-- WHAT YOU ARE ASKED TO DO --
An exact copy of every record below is needed, with all pictures removed.

-- RECORDS FOR THE EXERCISE --
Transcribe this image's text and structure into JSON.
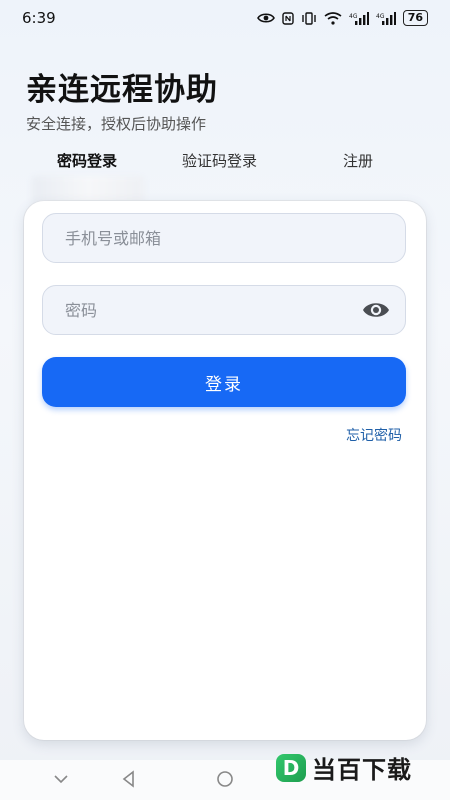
{
  "status_bar": {
    "time": "6:39",
    "battery": "76"
  },
  "header": {
    "title": "亲连远程协助",
    "subtitle": "安全连接，授权后协助操作"
  },
  "tabs": [
    {
      "label": "密码登录",
      "active": true
    },
    {
      "label": "验证码登录",
      "active": false
    },
    {
      "label": "注册",
      "active": false
    }
  ],
  "form": {
    "account_placeholder": "手机号或邮箱",
    "password_placeholder": "密码",
    "login_label": "登录",
    "forgot_label": "忘记密码"
  },
  "watermark": {
    "logo": "D",
    "text": "当百下载"
  },
  "colors": {
    "accent": "#1769f5",
    "link": "#1f5fa8"
  }
}
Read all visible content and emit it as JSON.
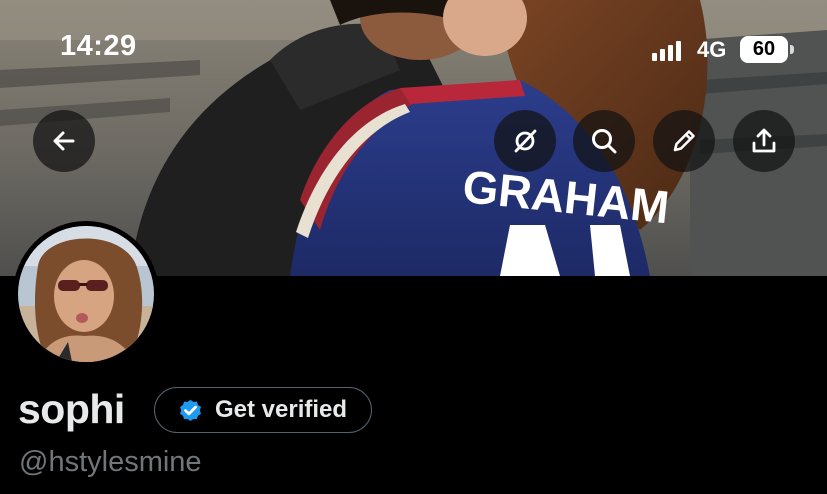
{
  "status_bar": {
    "time": "14:29",
    "network": "4G",
    "battery": "60"
  },
  "header_actions": {
    "back_icon": "arrow-left-icon",
    "grok_icon": "grok-icon",
    "search_icon": "search-icon",
    "edit_icon": "pencil-icon",
    "share_icon": "share-icon"
  },
  "banner": {
    "jersey_text": "GRAHAM"
  },
  "profile": {
    "display_name": "sophi",
    "get_verified_label": "Get verified",
    "handle": "@hstylesmine"
  },
  "colors": {
    "verified_badge": "#1d9bf0",
    "pill_border": "#536471",
    "handle_text": "#71767b"
  }
}
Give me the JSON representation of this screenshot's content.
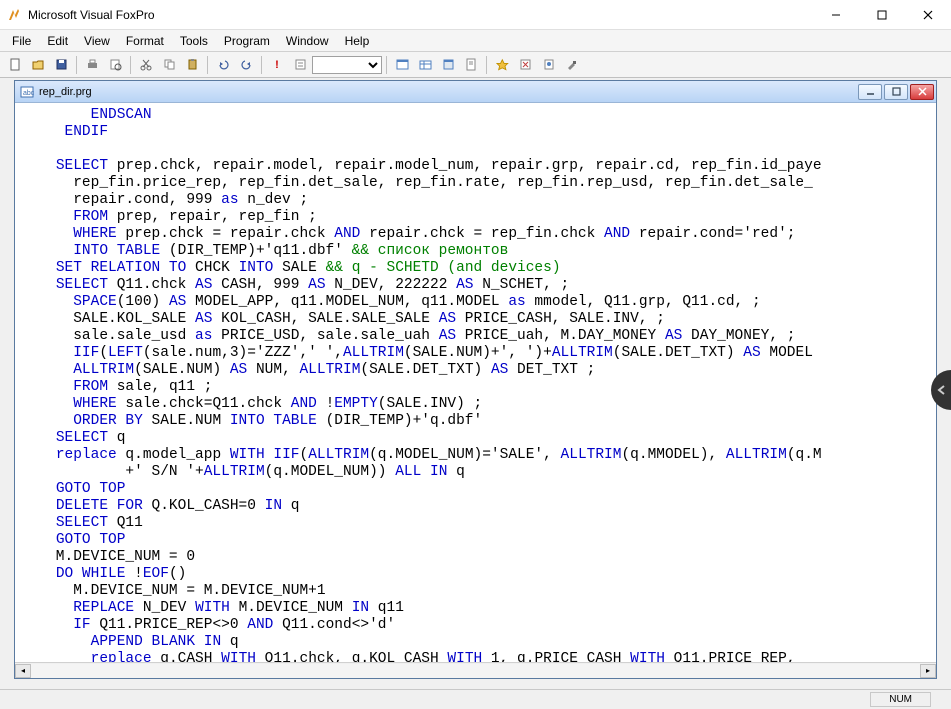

-- RESPONSE --
Transcribe this image's text and structure into JSON.
{
  "status_bar": {
    "time": "6:39",
    "battery": "76"
  },
  "header": {
    "title": "亲连远程协助",
    "subtitle": "安全连接，授权后协助操作"
  },
  "tabs": [
    {
      "label": "密码登录",
      "active": true
    },
    {
      "label": "验证码登录",
      "active": false
    },
    {
      "label": "注册",
      "active": false
    }
  ],
  "form": {
    "account_placeholder": "手机号或邮箱",
    "password_placeholder": "密码",
    "login_label": "登录",
    "forgot_label": "忘记密码"
  },
  "watermark": {
    "logo": "D",
    "text": "当百下载"
  },
  "colors": {
    "accent": "#1769f5",
    "link": "#1f5fa8"
  }
}
Read all visible content and emit it as JSON.
{
  "status_bar": {
    "time": "14:29",
    "network": "4G",
    "battery": "60"
  },
  "header_actions": {
    "back_icon": "arrow-left-icon",
    "grok_icon": "grok-icon",
    "search_icon": "search-icon",
    "edit_icon": "pencil-icon",
    "share_icon": "share-icon"
  },
  "banner": {
    "jersey_text": "GRAHAM"
  },
  "profile": {
    "display_name": "sophi",
    "get_verified_label": "Get verified",
    "handle": "@hstylesmine"
  },
  "colors": {
    "verified_badge": "#1d9bf0",
    "pill_border": "#536471",
    "handle_text": "#71767b"
  }
}
Give me the JSON representation of this screenshot's content.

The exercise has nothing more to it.